A volunteer from Ickenham has been awarded with a British Empire Medal for her services to the Sikh community.
Harbans Sidhu, 57, worked with the charity United Sikhs to help hundreds of Indian nationals to return home.
She said: “It all started with an influx of immigrants, some of them were desperate people. I thought: 'This could be my son on the street'.
“Initially we starting giving them clothing and food but then we found some of them wanted to go home.
"So I started calling the Home Office. It took a lot of meetings, leg-work, convincing, influencing but we've sent over 300 people home now.”
Ms Sidhu, who tragically lost her husband and brought up their two children single-handedly, is honoured in recognition of her hard work.
She said: “I didn't expect anything, everyone helps other people. I felt a bit shaken, that somebody is recognising what I do."
Humble Ms Sidhu, who says volunteering is “part of who she is” was nominated by the Home Office for the achievement.
She explains what it's like when an Indian national is returned to their family: “I can't tell you the feeling, I can't describe the good feeling.
“I feel like my life is worth living when you've helped someone and you make a change to their life.
“We just did it all quietly and we didn't know that somebody upstairs is watching us.”
United Sikhs are based within the Ealing community, attending the Singh Sabha Gurdwara.
Ms Sidhu acted as a crucial conduit between Immigration Enforcement (IE) and individuals, arranging paperwork and meeting IE staff to progress cases. She spent her free time counselling individuals, reassuring their travel arrangements.
She added: “There are no opportunities for these people India, they aren't educated. So they came here for economic reasons. The minute you hand them a ticket and they can go back home, their eyes just fill with tears and it's such a reward for me.”

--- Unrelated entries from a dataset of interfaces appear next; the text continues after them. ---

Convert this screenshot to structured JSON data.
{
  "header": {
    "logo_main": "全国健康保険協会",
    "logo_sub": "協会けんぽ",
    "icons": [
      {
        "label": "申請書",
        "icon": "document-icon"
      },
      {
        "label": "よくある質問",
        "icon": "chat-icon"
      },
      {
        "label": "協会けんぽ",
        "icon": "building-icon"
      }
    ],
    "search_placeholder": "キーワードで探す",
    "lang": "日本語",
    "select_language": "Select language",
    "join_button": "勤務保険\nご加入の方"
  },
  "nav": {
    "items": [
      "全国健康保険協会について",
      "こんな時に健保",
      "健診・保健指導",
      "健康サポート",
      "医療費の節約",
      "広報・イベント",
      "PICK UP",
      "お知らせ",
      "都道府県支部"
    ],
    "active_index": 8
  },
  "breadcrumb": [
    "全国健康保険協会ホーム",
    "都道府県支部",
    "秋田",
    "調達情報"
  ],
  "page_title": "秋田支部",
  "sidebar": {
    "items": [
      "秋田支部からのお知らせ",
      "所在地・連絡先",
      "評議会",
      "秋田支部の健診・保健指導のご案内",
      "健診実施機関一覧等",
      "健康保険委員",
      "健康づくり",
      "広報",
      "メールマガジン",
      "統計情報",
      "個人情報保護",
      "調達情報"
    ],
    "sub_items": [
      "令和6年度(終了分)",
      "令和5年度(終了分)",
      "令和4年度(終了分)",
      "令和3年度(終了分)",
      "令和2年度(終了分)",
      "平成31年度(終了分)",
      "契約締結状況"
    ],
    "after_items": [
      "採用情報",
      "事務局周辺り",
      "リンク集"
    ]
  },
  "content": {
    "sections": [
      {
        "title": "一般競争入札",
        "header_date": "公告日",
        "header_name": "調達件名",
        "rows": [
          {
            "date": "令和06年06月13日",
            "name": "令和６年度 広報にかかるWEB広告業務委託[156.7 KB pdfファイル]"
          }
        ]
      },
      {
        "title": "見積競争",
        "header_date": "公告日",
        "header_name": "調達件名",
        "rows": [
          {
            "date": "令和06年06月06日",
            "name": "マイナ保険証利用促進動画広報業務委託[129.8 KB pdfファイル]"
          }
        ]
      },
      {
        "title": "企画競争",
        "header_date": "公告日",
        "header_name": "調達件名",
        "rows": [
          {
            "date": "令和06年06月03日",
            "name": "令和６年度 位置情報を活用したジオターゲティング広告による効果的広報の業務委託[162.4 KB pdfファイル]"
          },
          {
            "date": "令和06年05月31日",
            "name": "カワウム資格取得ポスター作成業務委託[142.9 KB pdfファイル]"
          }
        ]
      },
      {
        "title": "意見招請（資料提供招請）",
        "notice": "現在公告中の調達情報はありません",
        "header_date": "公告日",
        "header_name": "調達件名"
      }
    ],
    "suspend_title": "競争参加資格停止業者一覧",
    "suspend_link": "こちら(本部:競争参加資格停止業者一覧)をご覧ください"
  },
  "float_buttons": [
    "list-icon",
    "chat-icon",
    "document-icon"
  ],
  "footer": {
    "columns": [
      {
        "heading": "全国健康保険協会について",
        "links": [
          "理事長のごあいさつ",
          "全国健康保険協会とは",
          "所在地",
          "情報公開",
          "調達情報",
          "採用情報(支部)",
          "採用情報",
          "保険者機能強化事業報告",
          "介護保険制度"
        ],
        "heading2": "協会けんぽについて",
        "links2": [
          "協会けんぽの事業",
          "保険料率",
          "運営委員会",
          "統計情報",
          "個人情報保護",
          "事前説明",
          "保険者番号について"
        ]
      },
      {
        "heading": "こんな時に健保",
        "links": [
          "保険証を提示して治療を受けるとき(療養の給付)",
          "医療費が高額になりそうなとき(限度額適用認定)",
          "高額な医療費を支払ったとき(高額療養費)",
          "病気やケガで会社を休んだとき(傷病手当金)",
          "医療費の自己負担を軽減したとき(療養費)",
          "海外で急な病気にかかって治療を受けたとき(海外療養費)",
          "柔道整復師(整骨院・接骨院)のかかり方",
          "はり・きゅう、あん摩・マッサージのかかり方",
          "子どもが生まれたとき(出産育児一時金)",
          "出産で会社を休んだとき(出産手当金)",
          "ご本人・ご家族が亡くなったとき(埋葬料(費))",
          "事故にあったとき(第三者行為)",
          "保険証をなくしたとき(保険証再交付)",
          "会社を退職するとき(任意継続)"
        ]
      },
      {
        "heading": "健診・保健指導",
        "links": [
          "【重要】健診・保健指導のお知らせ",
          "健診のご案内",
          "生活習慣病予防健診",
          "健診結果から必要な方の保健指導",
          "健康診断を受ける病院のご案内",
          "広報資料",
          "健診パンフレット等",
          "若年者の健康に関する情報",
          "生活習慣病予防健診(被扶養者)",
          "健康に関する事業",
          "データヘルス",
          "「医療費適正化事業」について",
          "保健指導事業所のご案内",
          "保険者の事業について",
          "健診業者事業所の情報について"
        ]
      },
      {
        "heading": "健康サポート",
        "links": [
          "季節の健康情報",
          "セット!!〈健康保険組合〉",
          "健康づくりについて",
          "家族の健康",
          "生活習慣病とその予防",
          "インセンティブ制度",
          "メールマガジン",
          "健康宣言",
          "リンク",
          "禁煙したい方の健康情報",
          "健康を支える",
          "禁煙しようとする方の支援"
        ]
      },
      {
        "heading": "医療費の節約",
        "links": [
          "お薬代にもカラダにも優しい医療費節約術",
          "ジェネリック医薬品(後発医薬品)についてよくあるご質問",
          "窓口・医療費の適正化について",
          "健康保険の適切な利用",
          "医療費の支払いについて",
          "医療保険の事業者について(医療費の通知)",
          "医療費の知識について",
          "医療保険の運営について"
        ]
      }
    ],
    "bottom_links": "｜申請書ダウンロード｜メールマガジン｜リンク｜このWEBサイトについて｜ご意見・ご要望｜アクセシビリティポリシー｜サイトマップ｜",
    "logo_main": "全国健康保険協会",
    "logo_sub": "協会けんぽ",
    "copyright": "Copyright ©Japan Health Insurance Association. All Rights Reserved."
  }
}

After already giving seven years of volunteering, Ms Sidhu hopes to continue helping people, now as a qualified mediator.